All posts tagged: university arts programs

4 Ways to save yourself from a soul-sucking college experience

By the start of the second semester of my masters degree in bassoon performance, I knew I didn’t want to be an orchestral musician.  I was lost.  Everyone was (seemingly) passionately pursuing their degree, determined to land that coveted orchestral position.  The pursuit of perfection and mastery on the bassoon drove me, but without the goal of attaining a job in an orchestra there wasn’t a clear path to a sustainable career.   The realization that my degree path might not be the key to my career success took me to dark places, quickly draining my passion for the work.  The soul-sucking, 21st century, college experience left one thing clear: The next steps in my college education would be on me. If the 21st century college experience is not what you expected, you’re not alone. Many of you are questioning your degree path, the amount of debt you’re taking on, your institution, and your decision to attend college in the first place.  This is not your fault. Universities are going through an identity crisis, trying to preserve their great traditions, while attempting …

Are you on a path that leads to a successful career in music?

Last week, I wrote this post with the hopes of providing advice to college students interested in working on their careers beyond the walls of their university.  That post got me thinking: What do students majoring in music actually need out of their education to be successful? For those of you searching for meaning in your college experience, I would like you to consider two paths: The path of a Mechanic.  Mechanics in music perform, teach, and recreate great music better than anyone else in their field.  Like an auto mechanic who fine tunes pre-existing cars, a music mechanic focuses on fine tuning pre-existing music. (Think, perfecting of excerpts for an orchestral audition.) Your path is one paved in tradition. Creativity is expressed in a very narrow, accepted window of performance practice which has been dictated by your teacher, conductor and the music written on a page. The path of a Designer: Designers in music create new ways of thinking about the art form and quite often cross genres, disciplines, or even career silos to somehow bring something new to the field.  You’re comfortable with the unknown and the things that …

5 Ways College Students Can Jumpstart Their Career In The Arts
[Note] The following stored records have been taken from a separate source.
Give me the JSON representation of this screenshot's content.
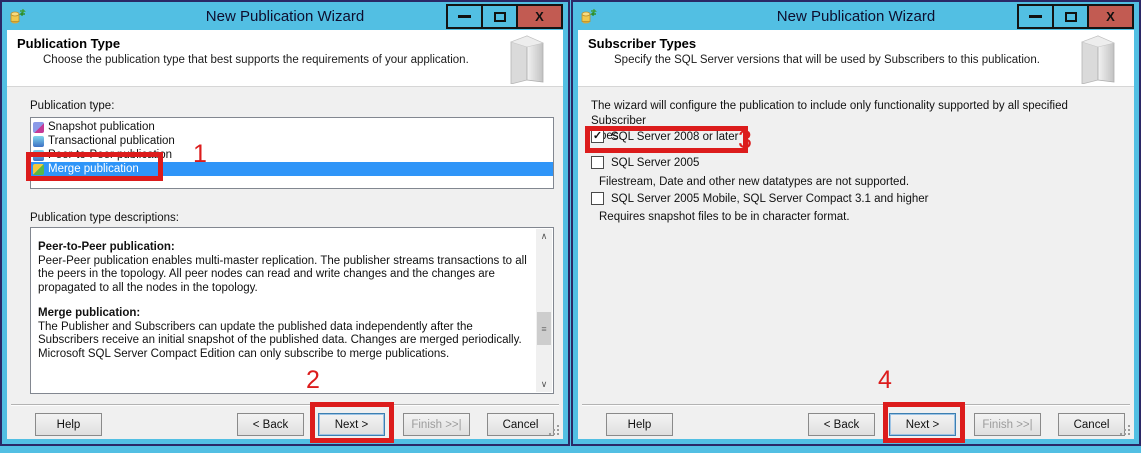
{
  "chrome": {
    "close_glyph": "X",
    "check_glyph": "✓",
    "scroll_up_glyph": "∧",
    "scroll_down_glyph": "∨",
    "scroll_grip_glyph": "≡"
  },
  "colors": {
    "titlebar": "#52BFE3",
    "close_button": "#C25B52",
    "selection_blue": "#2F95F8",
    "annotation_red": "#DC1C1C",
    "client_background": "#F0F0F0"
  },
  "windows": [
    {
      "title": "New Publication Wizard",
      "header": {
        "title": "Publication Type",
        "subtitle": "Choose the publication type that best supports the requirements of your application."
      },
      "list_label": "Publication type:",
      "list_items": [
        {
          "label": "Snapshot publication",
          "icon": "snapshot-publication-icon",
          "selected": false
        },
        {
          "label": "Transactional publication",
          "icon": "transactional-publication-icon",
          "selected": false
        },
        {
          "label": "Peer-to-Peer publication",
          "icon": "peer-to-peer-publication-icon",
          "selected": false
        },
        {
          "label": "Merge publication",
          "icon": "merge-publication-icon",
          "selected": true
        }
      ],
      "descriptions_label": "Publication type descriptions:",
      "descriptions": [
        {
          "heading": "Peer-to-Peer publication:",
          "body": "Peer-Peer publication enables multi-master replication. The publisher streams transactions to all the peers in the topology. All peer nodes can read and write changes and the changes are propagated to all the nodes in the topology."
        },
        {
          "heading": "Merge publication:",
          "body": "The Publisher and Subscribers can update the published data independently after the Subscribers receive an initial snapshot of the published data. Changes are merged periodically. Microsoft SQL Server Compact Edition can only subscribe to merge publications."
        }
      ],
      "buttons": {
        "help": "Help",
        "back": "< Back",
        "next": "Next >",
        "finish": "Finish >>|",
        "cancel": "Cancel"
      }
    },
    {
      "title": "New Publication Wizard",
      "header": {
        "title": "Subscriber Types",
        "subtitle": "Specify the SQL Server versions that will be used by Subscribers to this publication."
      },
      "intro_line1": "The wizard will configure the publication to include only functionality supported by all specified Subscriber",
      "intro_line2": "types.",
      "checkboxes": [
        {
          "label": "SQL Server 2008 or later",
          "checked": true
        },
        {
          "label": "SQL Server 2005",
          "checked": false,
          "note": "Filestream, Date and other new datatypes are not supported."
        },
        {
          "label": "SQL Server 2005 Mobile, SQL Server Compact 3.1 and higher",
          "checked": false,
          "note": "Requires snapshot files to be in character format."
        }
      ],
      "buttons": {
        "help": "Help",
        "back": "< Back",
        "next": "Next >",
        "finish": "Finish >>|",
        "cancel": "Cancel"
      }
    }
  ],
  "annotations": {
    "numbers": [
      "1",
      "2",
      "3",
      "4"
    ]
  }
}
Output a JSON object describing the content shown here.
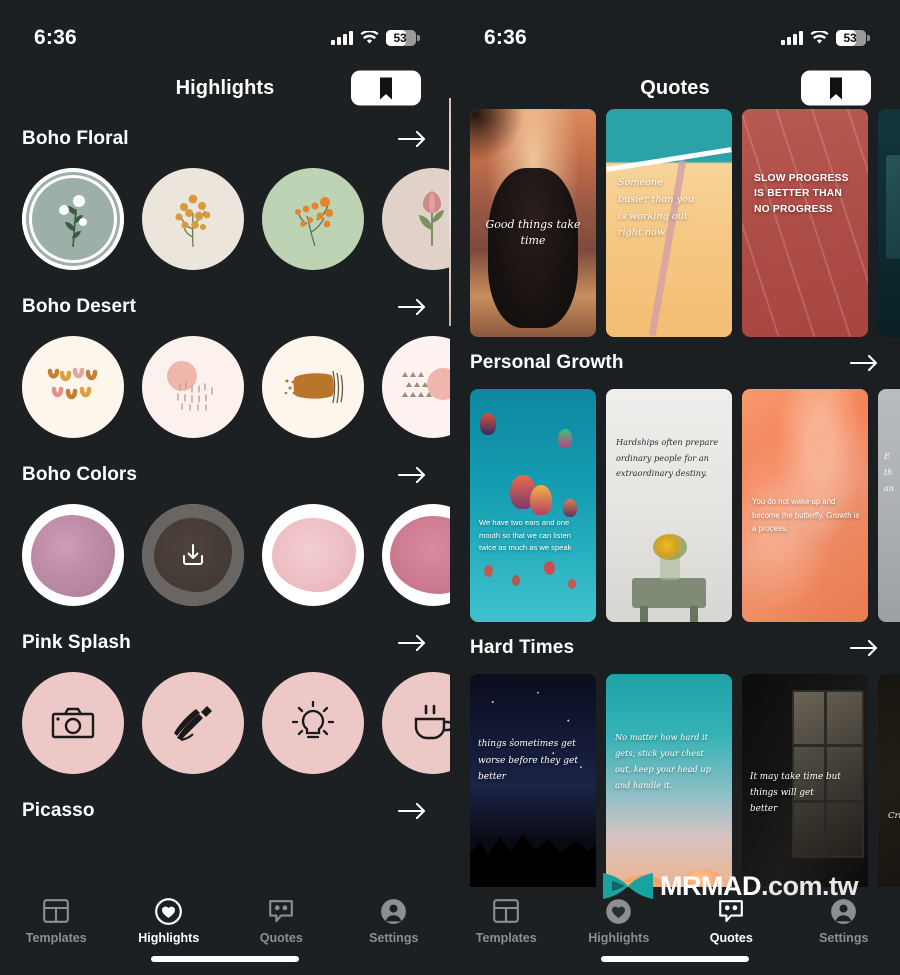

I love this post by Ivan Trevino.  He raises questions many of us are asking at institutions of higher learning across the country.  The arts entrepreneurship  movement from the past few years has helped and many schools are working diligently behind the scenes to address the new needs of the 21st century artist, however, change is hard at the institutional level. While I agree with Ivan whole-heartedly, the curriculum he desires in his post represents a shift in the entire higher-education system.  That is, a shift from the traditional, lecture-based, skill and drill type curriculum to a curriculum rooted in experiential learning, critical thinking and real world skills building. What if you’re attending a music school that offers a great – but traditional – education?  You have to do more in today’s marketplace. No longer can you simply put in 100% effort into your degree and expect to be successful in your field upon graduation.  (This goes for just about every degree out there, not just music) That said, there has never been a better time to jumpstart your career while still in school.  Here are …

Back to the Future for Orchestra Musicians?

Now that we’re well into the summer months, I thought I’d take a moment to see what people are writing about in the orchestra world.  Here’s an excerpt from an article I found: The situation of the symphony musician in the United States today is reflective of the somewhat tenuous economic status of symphonic music as an art form offering meaningful aesthetic experience to a limited public.  The symphony musician is caught between the potent forces of general public apathy, a management dominated labor market, and a union that in someways works against his best interests.  To these may be added the effects of a recording industry over which he has little control and which offers him only short-term rewards while extracting long-term profits.  From the disjunction of his social position as a dependent craftsman and his idealized self-image as a gifted and highly skilled artist emerge problems of reconciliation of his social and aesthetic expectations with the realities of his occupational life.  Strong commitments to the values of art and his chosen profession, essential …